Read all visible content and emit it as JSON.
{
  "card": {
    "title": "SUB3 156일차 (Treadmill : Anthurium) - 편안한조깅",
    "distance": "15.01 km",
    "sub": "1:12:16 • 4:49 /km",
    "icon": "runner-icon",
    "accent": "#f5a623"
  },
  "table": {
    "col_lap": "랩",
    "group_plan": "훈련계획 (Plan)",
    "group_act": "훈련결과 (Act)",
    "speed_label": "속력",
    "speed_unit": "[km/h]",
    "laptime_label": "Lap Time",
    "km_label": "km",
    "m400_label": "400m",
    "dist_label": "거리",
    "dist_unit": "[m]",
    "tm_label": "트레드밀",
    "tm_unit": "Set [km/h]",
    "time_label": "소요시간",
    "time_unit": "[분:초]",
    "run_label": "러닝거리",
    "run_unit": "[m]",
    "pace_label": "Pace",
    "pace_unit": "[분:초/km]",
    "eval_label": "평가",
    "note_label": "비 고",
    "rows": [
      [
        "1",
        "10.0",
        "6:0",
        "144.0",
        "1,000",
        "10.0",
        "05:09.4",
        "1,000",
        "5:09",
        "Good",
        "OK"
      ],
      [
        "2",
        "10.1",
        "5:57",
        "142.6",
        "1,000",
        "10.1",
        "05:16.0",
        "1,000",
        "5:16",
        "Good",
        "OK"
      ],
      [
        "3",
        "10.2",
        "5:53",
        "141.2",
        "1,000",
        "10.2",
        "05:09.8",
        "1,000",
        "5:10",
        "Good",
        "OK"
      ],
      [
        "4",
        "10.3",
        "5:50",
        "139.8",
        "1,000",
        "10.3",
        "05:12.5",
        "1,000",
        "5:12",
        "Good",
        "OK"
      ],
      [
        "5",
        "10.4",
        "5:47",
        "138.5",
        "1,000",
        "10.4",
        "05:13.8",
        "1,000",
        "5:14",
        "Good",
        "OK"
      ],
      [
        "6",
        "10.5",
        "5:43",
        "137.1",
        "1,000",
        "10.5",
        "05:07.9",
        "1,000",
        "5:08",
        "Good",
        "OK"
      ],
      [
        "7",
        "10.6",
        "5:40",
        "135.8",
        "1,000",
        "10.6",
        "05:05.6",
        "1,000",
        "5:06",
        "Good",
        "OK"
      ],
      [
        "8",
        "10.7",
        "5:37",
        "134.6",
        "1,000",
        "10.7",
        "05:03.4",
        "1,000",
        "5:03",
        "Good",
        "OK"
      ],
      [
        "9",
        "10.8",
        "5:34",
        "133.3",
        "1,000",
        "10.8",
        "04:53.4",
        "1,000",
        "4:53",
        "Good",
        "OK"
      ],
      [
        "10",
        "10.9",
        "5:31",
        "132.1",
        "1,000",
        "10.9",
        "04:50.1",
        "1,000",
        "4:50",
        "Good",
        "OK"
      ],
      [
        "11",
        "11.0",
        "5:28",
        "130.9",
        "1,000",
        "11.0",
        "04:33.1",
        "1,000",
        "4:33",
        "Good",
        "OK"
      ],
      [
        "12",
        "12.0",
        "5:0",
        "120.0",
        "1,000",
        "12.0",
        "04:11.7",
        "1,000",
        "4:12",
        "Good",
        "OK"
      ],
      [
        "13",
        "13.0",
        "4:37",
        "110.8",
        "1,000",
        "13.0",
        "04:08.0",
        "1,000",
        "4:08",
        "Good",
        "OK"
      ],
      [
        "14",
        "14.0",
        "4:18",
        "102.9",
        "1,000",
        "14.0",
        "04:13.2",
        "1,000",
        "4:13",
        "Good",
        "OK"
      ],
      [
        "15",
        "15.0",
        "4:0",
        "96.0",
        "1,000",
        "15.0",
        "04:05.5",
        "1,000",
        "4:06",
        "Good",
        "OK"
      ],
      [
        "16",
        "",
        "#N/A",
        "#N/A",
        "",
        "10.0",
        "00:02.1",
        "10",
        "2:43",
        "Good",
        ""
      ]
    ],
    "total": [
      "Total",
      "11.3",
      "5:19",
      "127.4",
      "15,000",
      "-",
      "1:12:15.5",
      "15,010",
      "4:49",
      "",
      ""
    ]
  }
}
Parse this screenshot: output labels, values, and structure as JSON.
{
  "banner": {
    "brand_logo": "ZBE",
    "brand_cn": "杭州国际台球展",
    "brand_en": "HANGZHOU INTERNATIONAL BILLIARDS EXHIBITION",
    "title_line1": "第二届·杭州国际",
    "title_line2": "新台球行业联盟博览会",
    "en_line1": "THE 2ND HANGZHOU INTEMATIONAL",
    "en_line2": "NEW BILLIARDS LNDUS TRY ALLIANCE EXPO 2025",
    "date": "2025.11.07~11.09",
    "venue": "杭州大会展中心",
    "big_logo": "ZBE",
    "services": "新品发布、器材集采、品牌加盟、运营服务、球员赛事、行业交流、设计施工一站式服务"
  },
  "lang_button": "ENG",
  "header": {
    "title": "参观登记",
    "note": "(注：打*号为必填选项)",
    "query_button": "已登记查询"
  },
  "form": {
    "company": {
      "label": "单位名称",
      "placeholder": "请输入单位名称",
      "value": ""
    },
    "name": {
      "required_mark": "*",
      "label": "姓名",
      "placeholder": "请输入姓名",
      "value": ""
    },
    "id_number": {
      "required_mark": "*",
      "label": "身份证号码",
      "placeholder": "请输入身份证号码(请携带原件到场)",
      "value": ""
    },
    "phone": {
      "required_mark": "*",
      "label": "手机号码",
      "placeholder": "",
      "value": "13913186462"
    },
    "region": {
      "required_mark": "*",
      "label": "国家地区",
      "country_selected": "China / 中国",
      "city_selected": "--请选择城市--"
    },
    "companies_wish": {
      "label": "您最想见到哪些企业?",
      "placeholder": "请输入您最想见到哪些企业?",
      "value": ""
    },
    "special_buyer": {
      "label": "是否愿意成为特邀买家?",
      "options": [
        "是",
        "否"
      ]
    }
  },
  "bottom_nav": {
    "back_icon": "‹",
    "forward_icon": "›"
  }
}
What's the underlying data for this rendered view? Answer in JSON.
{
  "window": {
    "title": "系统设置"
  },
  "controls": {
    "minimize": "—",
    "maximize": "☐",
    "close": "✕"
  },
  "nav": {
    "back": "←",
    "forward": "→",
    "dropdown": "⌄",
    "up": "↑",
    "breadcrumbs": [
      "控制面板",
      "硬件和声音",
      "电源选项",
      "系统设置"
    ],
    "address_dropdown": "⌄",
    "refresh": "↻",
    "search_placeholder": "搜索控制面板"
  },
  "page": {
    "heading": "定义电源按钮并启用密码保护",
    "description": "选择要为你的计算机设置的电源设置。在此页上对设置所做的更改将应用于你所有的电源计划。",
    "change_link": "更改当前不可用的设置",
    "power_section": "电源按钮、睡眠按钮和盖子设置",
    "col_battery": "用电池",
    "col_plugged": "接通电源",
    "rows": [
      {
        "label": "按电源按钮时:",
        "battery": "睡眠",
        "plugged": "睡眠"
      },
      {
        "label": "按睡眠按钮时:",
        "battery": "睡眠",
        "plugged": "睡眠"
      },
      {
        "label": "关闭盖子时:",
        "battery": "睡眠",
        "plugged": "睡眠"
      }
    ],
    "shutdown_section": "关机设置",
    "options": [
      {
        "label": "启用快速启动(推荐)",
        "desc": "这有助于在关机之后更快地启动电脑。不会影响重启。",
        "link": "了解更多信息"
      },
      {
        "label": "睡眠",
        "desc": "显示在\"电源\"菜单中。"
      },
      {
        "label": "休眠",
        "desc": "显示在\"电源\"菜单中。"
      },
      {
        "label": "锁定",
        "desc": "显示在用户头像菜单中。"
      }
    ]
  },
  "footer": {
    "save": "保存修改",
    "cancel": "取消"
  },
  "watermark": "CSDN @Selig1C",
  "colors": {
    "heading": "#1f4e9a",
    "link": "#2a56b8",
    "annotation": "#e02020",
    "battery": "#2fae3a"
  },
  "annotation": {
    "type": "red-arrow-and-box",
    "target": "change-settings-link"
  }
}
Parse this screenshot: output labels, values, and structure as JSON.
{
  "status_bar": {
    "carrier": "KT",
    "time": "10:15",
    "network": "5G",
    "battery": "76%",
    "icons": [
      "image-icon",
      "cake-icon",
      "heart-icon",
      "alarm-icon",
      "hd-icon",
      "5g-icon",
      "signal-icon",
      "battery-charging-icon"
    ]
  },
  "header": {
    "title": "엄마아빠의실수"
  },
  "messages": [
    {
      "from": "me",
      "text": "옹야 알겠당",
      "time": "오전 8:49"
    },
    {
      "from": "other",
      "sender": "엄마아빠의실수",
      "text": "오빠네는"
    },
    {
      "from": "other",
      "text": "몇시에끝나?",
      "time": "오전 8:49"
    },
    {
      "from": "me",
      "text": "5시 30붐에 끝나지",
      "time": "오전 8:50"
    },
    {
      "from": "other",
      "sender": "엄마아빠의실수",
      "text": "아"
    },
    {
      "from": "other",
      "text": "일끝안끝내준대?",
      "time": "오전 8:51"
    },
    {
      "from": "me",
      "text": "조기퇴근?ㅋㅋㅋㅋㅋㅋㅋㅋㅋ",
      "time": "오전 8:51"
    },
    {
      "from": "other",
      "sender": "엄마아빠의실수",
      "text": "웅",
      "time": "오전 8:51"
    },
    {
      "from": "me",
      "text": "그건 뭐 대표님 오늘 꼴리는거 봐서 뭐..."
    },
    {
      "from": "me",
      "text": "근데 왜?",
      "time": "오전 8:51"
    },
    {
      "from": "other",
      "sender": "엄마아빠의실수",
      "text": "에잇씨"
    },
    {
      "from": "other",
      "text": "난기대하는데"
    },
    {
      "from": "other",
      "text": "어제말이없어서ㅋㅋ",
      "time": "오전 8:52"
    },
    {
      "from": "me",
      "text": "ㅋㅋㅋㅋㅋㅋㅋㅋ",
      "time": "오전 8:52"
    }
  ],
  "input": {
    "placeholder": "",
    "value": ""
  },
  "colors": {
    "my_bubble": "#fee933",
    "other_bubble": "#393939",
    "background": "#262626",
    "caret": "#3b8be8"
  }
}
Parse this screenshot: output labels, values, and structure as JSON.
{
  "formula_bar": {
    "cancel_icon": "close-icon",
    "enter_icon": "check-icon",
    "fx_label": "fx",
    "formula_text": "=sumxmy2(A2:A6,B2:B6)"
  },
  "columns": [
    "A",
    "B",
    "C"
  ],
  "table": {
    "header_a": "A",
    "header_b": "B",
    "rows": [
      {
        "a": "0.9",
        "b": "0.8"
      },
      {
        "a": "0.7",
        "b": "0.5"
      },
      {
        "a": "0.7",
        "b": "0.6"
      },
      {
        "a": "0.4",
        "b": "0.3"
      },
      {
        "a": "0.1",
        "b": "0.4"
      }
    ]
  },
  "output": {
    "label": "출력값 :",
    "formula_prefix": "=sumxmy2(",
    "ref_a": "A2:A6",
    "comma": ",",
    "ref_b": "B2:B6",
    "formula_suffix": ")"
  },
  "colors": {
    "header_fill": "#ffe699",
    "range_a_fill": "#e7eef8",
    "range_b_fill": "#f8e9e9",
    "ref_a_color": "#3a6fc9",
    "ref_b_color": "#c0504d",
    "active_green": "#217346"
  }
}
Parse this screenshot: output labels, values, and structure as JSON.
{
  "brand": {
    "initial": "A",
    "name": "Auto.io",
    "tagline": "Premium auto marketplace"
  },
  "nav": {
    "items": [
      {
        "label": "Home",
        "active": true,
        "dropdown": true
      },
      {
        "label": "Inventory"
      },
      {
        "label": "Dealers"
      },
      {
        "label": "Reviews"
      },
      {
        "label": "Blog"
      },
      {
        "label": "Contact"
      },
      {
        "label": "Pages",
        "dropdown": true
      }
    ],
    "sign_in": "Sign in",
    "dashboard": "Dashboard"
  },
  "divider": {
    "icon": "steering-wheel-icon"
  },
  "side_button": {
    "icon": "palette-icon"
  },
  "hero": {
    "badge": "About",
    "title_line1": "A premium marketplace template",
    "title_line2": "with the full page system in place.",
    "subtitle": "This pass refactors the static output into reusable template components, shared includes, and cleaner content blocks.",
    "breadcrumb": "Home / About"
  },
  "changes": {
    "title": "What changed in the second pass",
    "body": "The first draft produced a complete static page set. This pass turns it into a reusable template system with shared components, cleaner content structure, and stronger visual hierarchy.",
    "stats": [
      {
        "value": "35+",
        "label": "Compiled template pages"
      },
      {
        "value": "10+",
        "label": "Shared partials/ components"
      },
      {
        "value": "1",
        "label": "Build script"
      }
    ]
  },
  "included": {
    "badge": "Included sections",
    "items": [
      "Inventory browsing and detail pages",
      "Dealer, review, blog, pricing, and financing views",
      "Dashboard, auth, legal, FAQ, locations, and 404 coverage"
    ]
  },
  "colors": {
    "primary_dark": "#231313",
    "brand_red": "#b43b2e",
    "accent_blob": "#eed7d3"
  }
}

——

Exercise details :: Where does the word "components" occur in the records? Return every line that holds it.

Answer section ::
    "subtitle": "This pass refactors the static output into reusable template components, shared includes, and cleaner content blocks.",
    "body": "The first draft produced a complete static page set. This pass turns it into a reusable template system with shared components, cleaner content structure, and stronger visual hierarchy.",
        "label": "Shared partials/ components"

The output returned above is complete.